People lived in Glaumbær turf house until 1947. The present farmhouse consists of 13 buildings and the “newest” addition to the turf house was built in 1876-1879. The oldest parts of the turf house date back to the mid 18th century.
Tröllaskagi has the most dramatic views in all of North Iceland. The peninsula is packed with enormous mountains, some of which even feature small glaciers on top. The tallest peak is Mount Kerling, which measures over 1500 m (4921 ft.) in height. The area is a beloved hiking destination in summer and a popular skiing destination for the adventurous in winter.
There is a fantastic geothermal swimming pool on the east coast of the peninsula, located on a cliff at Hofsós, that provides scenic views over the bay and the flat island of Drangey. One interesting attraction in the area is the Beer Spa at the Kaldi brewery in Árskógasandur. They invite visitors to bathe in tubs filled with warm beer while drinking cold craft beer from the tap. Eyjafjörður (between Trollaskagi and Flateyjarskagi Peninsula) is the country’s longest fjord and is filled with whales all year, but especially in the summer.
Siglufjörður is Iceland’s northernmost town and is a historic shark and herring fishing town. Its fame and fortune have always been linked to the ebb and flow of the fishing industry. It’s home to the Herring Era Museum, which has won an international award.

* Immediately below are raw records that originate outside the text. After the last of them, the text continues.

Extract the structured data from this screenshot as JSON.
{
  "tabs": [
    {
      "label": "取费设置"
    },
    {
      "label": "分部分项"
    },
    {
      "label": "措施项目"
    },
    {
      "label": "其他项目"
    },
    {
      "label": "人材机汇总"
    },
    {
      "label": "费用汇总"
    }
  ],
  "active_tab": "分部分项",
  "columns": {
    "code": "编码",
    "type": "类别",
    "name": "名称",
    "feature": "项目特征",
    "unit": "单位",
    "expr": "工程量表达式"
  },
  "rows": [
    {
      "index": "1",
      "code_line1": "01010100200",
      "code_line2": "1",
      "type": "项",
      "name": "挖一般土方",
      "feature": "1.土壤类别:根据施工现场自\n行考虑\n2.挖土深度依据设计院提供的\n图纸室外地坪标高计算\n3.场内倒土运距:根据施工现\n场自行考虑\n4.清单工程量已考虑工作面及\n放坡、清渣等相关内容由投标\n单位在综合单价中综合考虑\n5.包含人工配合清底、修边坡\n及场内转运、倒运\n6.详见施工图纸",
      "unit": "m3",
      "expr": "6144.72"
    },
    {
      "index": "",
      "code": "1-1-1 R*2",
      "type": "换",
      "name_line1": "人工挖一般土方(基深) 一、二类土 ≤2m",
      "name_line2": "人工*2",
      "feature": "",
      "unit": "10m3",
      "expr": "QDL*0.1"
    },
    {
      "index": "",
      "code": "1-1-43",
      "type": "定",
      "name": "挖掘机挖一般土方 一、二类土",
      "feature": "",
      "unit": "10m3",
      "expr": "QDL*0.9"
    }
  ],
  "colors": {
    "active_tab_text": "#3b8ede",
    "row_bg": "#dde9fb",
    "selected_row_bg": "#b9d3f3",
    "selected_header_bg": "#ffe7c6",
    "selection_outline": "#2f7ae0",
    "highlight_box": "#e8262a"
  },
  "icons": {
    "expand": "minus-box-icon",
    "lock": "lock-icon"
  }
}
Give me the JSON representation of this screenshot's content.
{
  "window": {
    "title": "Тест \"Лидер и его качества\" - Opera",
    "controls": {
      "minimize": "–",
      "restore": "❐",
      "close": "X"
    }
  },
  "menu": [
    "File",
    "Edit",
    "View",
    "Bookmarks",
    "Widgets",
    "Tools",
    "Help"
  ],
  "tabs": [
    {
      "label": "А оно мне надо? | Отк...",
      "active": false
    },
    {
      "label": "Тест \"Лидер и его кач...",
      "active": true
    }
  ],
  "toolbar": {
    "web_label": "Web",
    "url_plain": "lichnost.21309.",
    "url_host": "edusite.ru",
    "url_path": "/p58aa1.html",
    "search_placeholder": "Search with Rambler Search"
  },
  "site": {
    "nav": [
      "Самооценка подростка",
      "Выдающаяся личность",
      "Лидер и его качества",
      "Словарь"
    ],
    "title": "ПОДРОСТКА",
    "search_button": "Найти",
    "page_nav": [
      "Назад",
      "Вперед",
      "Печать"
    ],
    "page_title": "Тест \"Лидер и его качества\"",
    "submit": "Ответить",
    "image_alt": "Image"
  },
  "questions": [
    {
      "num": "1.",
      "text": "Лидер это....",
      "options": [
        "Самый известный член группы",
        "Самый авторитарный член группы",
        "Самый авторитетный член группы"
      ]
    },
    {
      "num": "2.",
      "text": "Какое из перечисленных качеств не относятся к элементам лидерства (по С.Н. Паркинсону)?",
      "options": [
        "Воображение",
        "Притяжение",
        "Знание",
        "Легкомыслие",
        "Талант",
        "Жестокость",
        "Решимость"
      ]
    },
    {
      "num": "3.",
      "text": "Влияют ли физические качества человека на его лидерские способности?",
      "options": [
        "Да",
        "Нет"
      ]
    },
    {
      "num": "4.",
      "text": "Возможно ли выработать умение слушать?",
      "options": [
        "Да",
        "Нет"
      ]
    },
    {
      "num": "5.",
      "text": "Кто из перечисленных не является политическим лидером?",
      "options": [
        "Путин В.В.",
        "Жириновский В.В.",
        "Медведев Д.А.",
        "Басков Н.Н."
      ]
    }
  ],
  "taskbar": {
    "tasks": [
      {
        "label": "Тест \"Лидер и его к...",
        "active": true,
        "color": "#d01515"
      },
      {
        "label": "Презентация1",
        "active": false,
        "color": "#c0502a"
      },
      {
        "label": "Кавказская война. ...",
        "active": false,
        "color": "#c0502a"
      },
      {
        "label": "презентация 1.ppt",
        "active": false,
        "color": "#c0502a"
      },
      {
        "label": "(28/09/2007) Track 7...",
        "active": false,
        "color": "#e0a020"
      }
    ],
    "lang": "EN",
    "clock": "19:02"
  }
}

The place is also famous for its spectacular natural beauty. There are breathtaking mountains and fjords here as well as an almost unending list of outdoor activities and recreation opportunities. Of all of the ski areas in the country, the one in Skarðsdalur is definitely one of the best.
Dalvík is one of Iceland’s most famous whale-watching destinations. The whale watching tours here have a success rate of 95–99% on average. Sharing the same natural surroundings as Siglufjordur, Dalvik offers a fantastic ski area as well as beautiful nature in every direction. Just outside Dalvik is a nice golf course and the valley offers some great hiking trails with magnificent views.
Every year, the city holds a fish festival in August, on the first Saturday after the first Monday. The local fishing industry sponsors one of the offerings, which is a free fish buffet. This is part of the reason behind the popularity of the event, attended by up to 30,000 people each year. There are also many musical acts that perform on the main stage in the evening. This is a great event to keep in mind if you’ll be in North Iceland in early August. Don’t miss it!
With a population of about 19,000 people, Akureyri is Iceland’s fourth-largest city. In fact, it’s the largest city outside Iceland’s capital area and southwest corner.
Nicknamed the “Capital of North Iceland,” Akureyri is an important base for tourists traveling around the country. It offers plenty of hotels, restaurants, large supermarkets, museums, and “city life” that could be called vibrant, according to Icelandic standards.
Akureyri was first settled in the 9th century and was later urbanized, becoming a municipality in the 16th century. The town is situated at the base of beautiful Eyjafjörðurfjord and is surrounded by snowy mountains where many locals come to ski in the winter. Akureyri is a great base to explore North Iceland from at any time of year.